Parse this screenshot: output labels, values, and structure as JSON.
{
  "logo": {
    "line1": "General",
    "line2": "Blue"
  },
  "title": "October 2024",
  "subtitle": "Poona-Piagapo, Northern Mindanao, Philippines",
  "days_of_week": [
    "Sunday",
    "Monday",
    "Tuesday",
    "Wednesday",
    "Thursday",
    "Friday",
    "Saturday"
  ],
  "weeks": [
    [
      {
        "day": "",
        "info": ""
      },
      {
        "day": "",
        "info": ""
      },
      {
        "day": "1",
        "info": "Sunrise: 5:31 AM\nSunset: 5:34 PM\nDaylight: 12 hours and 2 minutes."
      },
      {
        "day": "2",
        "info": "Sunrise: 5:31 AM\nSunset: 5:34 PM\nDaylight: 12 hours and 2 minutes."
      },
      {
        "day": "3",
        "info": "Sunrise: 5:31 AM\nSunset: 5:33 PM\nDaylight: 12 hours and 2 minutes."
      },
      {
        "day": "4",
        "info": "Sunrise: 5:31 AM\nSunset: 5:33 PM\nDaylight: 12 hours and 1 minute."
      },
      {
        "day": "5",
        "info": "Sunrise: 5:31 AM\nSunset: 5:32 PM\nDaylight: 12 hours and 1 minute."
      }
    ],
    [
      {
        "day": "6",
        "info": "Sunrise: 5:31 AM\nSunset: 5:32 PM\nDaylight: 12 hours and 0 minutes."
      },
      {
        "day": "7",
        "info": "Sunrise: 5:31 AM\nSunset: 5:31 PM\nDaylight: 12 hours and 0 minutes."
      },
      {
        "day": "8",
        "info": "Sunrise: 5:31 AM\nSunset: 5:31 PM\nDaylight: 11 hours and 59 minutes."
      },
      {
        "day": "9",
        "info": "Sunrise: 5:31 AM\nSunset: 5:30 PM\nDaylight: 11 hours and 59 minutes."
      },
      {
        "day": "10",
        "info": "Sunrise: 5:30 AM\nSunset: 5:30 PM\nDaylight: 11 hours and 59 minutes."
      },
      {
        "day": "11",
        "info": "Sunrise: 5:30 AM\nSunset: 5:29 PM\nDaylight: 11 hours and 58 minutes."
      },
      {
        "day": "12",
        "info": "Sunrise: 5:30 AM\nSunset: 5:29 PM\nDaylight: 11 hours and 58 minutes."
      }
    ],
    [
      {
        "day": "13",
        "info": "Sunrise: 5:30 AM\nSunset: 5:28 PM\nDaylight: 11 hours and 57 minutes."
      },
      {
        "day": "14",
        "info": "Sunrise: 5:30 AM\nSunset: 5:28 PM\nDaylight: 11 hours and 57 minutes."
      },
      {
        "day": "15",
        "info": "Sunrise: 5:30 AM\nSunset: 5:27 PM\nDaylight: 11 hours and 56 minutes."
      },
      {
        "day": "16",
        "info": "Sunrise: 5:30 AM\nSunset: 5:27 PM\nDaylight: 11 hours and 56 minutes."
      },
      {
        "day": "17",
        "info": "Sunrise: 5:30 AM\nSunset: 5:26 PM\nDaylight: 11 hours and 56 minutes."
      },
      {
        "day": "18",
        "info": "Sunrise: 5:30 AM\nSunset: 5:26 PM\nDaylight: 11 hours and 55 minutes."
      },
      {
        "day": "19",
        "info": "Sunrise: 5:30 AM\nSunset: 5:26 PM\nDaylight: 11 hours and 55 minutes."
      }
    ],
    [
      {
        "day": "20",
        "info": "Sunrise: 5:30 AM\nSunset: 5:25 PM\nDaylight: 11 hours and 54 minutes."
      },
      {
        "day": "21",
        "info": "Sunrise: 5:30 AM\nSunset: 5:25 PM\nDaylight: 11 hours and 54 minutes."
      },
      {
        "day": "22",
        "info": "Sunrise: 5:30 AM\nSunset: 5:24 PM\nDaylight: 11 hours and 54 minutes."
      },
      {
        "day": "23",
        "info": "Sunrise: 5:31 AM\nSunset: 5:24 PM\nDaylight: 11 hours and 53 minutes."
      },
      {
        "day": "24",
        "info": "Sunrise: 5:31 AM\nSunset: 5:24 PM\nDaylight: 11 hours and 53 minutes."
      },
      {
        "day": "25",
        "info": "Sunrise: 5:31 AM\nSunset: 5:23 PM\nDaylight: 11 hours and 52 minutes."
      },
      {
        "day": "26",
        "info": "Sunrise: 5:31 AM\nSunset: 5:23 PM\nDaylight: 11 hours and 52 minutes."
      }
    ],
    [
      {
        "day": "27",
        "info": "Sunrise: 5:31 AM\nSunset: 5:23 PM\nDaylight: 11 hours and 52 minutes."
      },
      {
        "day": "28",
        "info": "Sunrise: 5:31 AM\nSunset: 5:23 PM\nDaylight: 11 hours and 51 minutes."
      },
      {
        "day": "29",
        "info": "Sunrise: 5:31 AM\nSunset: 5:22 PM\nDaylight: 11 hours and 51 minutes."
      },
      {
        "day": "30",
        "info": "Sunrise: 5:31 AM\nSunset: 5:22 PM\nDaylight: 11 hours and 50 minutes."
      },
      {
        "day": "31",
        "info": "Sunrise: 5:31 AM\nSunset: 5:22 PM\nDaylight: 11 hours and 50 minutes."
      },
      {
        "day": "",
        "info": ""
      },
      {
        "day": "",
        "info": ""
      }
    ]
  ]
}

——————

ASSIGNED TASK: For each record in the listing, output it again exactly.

EXERCISE ANSWER:
Parse this screenshot: output labels, values, and structure as JSON.
{
  "logo": {
    "line1": "General",
    "line2": "Blue"
  },
  "title": "October 2024",
  "subtitle": "Poona-Piagapo, Northern Mindanao, Philippines",
  "days_of_week": [
    "Sunday",
    "Monday",
    "Tuesday",
    "Wednesday",
    "Thursday",
    "Friday",
    "Saturday"
  ],
  "weeks": [
    [
      {
        "day": "",
        "info": ""
      },
      {
        "day": "",
        "info": ""
      },
      {
        "day": "1",
        "info": "Sunrise: 5:31 AM\nSunset: 5:34 PM\nDaylight: 12 hours and 2 minutes."
      },
      {
        "day": "2",
        "info": "Sunrise: 5:31 AM\nSunset: 5:34 PM\nDaylight: 12 hours and 2 minutes."
      },
      {
        "day": "3",
        "info": "Sunrise: 5:31 AM\nSunset: 5:33 PM\nDaylight: 12 hours and 2 minutes."
      },
      {
        "day": "4",
        "info": "Sunrise: 5:31 AM\nSunset: 5:33 PM\nDaylight: 12 hours and 1 minute."
      },
      {
        "day": "5",
        "info": "Sunrise: 5:31 AM\nSunset: 5:32 PM\nDaylight: 12 hours and 1 minute."
      }
    ],
    [
      {
        "day": "6",
        "info": "Sunrise: 5:31 AM\nSunset: 5:32 PM\nDaylight: 12 hours and 0 minutes."
      },
      {
        "day": "7",
        "info": "Sunrise: 5:31 AM\nSunset: 5:31 PM\nDaylight: 12 hours and 0 minutes."
      },
      {
        "day": "8",
        "info": "Sunrise: 5:31 AM\nSunset: 5:31 PM\nDaylight: 11 hours and 59 minutes."
      },
      {
        "day": "9",
        "info": "Sunrise: 5:31 AM\nSunset: 5:30 PM\nDaylight: 11 hours and 59 minutes."
      },
      {
        "day": "10",
        "info": "Sunrise: 5:30 AM\nSunset: 5:30 PM\nDaylight: 11 hours and 59 minutes."
      },
      {
        "day": "11",
        "info": "Sunrise: 5:30 AM\nSunset: 5:29 PM\nDaylight: 11 hours and 58 minutes."
      },
      {
        "day": "12",
        "info": "Sunrise: 5:30 AM\nSunset: 5:29 PM\nDaylight: 11 hours and 58 minutes."
      }
    ],
    [
      {
        "day": "13",
        "info": "Sunrise: 5:30 AM\nSunset: 5:28 PM\nDaylight: 11 hours and 57 minutes."
      },
      {
        "day": "14",
        "info": "Sunrise: 5:30 AM\nSunset: 5:28 PM\nDaylight: 11 hours and 57 minutes."
      },
      {
        "day": "15",
        "info": "Sunrise: 5:30 AM\nSunset: 5:27 PM\nDaylight: 11 hours and 56 minutes."
      },
      {
        "day": "16",
        "info": "Sunrise: 5:30 AM\nSunset: 5:27 PM\nDaylight: 11 hours and 56 minutes."
      },
      {
        "day": "17",
        "info": "Sunrise: 5:30 AM\nSunset: 5:26 PM\nDaylight: 11 hours and 56 minutes."
      },
      {
        "day": "18",
        "info": "Sunrise: 5:30 AM\nSunset: 5:26 PM\nDaylight: 11 hours and 55 minutes."
      },
      {
        "day": "19",
        "info": "Sunrise: 5:30 AM\nSunset: 5:26 PM\nDaylight: 11 hours and 55 minutes."
      }
    ],
    [
      {
        "day": "20",
        "info": "Sunrise: 5:30 AM\nSunset: 5:25 PM\nDaylight: 11 hours and 54 minutes."
      },
      {
        "day": "21",
        "info": "Sunrise: 5:30 AM\nSunset: 5:25 PM\nDaylight: 11 hours and 54 minutes."
      },
      {
        "day": "22",
        "info": "Sunrise: 5:30 AM\nSunset: 5:24 PM\nDaylight: 11 hours and 54 minutes."
      },
      {
        "day": "23",
        "info": "Sunrise: 5:31 AM\nSunset: 5:24 PM\nDaylight: 11 hours and 53 minutes."
      },
      {
        "day": "24",
        "info": "Sunrise: 5:31 AM\nSunset: 5:24 PM\nDaylight: 11 hours and 53 minutes."
      },
      {
        "day": "25",
        "info": "Sunrise: 5:31 AM\nSunset: 5:23 PM\nDaylight: 11 hours and 52 minutes."
      },
      {
        "day": "26",
        "info": "Sunrise: 5:31 AM\nSunset: 5:23 PM\nDaylight: 11 hours and 52 minutes."
      }
    ],
    [
      {
        "day": "27",
        "info": "Sunrise: 5:31 AM\nSunset: 5:23 PM\nDaylight: 11 hours and 52 minutes."
      },
      {
        "day": "28",
        "info": "Sunrise: 5:31 AM\nSunset: 5:23 PM\nDaylight: 11 hours and 51 minutes."
      },
      {
        "day": "29",
        "info": "Sunrise: 5:31 AM\nSunset: 5:22 PM\nDaylight: 11 hours and 51 minutes."
      },
      {
        "day": "30",
        "info": "Sunrise: 5:31 AM\nSunset: 5:22 PM\nDaylight: 11 hours and 50 minutes."
      },
      {
        "day": "31",
        "info": "Sunrise: 5:31 AM\nSunset: 5:22 PM\nDaylight: 11 hours and 50 minutes."
      },
      {
        "day": "",
        "info": ""
      },
      {
        "day": "",
        "info": ""
      }
    ]
  ]
}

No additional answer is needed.